A big new trend in outdoor decorating that's practical too? Outdoor rugs. "I love the outdoor rug on our deck," says Lester. "The floor of the deck is slatted, so small items sometimes literally fell through the cracks. But not anymore." Lester's rug is made from weather-resistant polypropylene, which also can be simply hosed off when it gets dirty.
Another idea is to paint a "rug" in bright colors on a dull concrete porch or patio floor. "I have a very artistically talented neighbor who did this on her porch," says Lester. "It looks great and really brightens up the space."
Once you have a nice, clean porch or patio to sit in, consider adding to the view by hanging a birdhouse or bird feeder. "I prefer birdhouses to bird feeders, because the bird feeders seem to feed more squirrels than birds," says Lynne Masters, mother of three in Naperville, Illinois. "I have four birdhouses painted with fun designs hanging from a tree in our backyard, and the kids love watching the birds use them."

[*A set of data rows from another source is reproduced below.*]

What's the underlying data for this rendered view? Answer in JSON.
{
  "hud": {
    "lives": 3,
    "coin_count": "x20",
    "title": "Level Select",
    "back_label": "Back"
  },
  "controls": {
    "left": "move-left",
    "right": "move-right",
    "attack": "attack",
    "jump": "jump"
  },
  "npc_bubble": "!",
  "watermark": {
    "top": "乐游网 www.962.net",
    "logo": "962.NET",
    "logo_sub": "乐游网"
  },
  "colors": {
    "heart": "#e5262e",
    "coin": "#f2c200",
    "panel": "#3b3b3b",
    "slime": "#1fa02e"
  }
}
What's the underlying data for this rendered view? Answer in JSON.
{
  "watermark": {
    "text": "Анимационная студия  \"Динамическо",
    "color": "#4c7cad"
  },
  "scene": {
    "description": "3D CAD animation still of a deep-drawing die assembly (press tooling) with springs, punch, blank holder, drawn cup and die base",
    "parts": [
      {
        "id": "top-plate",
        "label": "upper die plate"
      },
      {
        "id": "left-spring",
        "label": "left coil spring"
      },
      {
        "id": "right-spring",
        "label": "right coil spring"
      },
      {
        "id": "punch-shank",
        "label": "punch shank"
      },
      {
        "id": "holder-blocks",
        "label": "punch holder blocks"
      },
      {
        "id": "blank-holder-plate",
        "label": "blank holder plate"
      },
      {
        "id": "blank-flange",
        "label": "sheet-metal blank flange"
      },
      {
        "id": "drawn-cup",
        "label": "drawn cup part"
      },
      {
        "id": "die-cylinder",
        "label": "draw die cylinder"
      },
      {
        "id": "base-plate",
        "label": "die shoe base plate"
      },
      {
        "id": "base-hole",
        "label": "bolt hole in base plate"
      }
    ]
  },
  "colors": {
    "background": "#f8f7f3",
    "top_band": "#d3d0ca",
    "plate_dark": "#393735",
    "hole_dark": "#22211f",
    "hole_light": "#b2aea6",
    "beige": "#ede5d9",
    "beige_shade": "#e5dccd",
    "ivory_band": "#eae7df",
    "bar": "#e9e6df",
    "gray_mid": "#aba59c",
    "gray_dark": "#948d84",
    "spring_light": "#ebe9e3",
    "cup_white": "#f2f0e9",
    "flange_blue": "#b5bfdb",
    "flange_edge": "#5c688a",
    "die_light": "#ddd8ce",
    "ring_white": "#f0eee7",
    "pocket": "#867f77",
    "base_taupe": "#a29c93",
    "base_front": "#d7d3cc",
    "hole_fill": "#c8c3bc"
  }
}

If you live in a cooler climate where the planting season isn't yet over, consider planting a tree (or several) to get started with creating some shade on or near your house. According to the U.S. Department of Energy, shading and evapotranspiration (the process by which a plant moves and releases water vapor) from trees can reduce surrounding air temperatures by as much as 9 degrees. And air temperatures directly under trees can be as much as 25 degrees cooler than air temperatures above nearby uncovered blacktop. Keeping your home's air-conditioning unit shaded (with no air flow reduction) can translate into a 10 percent energy savings.
If it's already too hot to think about planting, consider putting up a wooden pergola, or a canvas gazebo or awning. Even if the only shade it creates is over a patio, deck, or part of the yard, it will add comfortable daytime living space to your home.
Outdoor lighting is a great way to add atmosphere to your outdoor "rooms." It can be as easy (and inexpensive) as stringing outdoor Christmas lights or Chinese lanterns, or as elaborate as installing spotlights to feature a tree or area of your garden. The swivel-headed variety allows you to change the focus from week to week as the garden matures during the growing season, according to Stacy Henninger of the Association of Professional Landscape Designers.
"We'd eventually like to put some solar lighting outside," says Chris Delis. Solar lights are becoming increasingly popular and come in a variety of colors including red, blue, and the more usual white. They can also be used for practical purposes such as lighting up a driveway, deck stairs, or pathways.
While you're creating all that outdoor ambience, don't forget the music. A simple versatile solution is wireless speakers, which you can use indoors or out. "We use them all the time when we entertain," says Julie Kreafle, mom of three in Jupiter, Florida. "You can put them wherever you want to. You can even hide them in the landscaping or disguise them among home accessories." Kreafle and her family use the speakers to play music from their computer and stereo—whether it's their own CDs or iPods, the radio, or the custom online radio station Pandora.
Fountains aren't just for the rich and famous—or ostentatious—anymore. From tabletop fountains for a deck or patio to a pond in your landscape design, there's a water feature right for your home, says Henninger. And the benefit is a more soothing atmosphere.
"We have a small, wall-mounted fountain on the back of the house that we can listen to and look at while we use the deck," says Lester. "It makes it seem very Zen back there. You can't help but relax."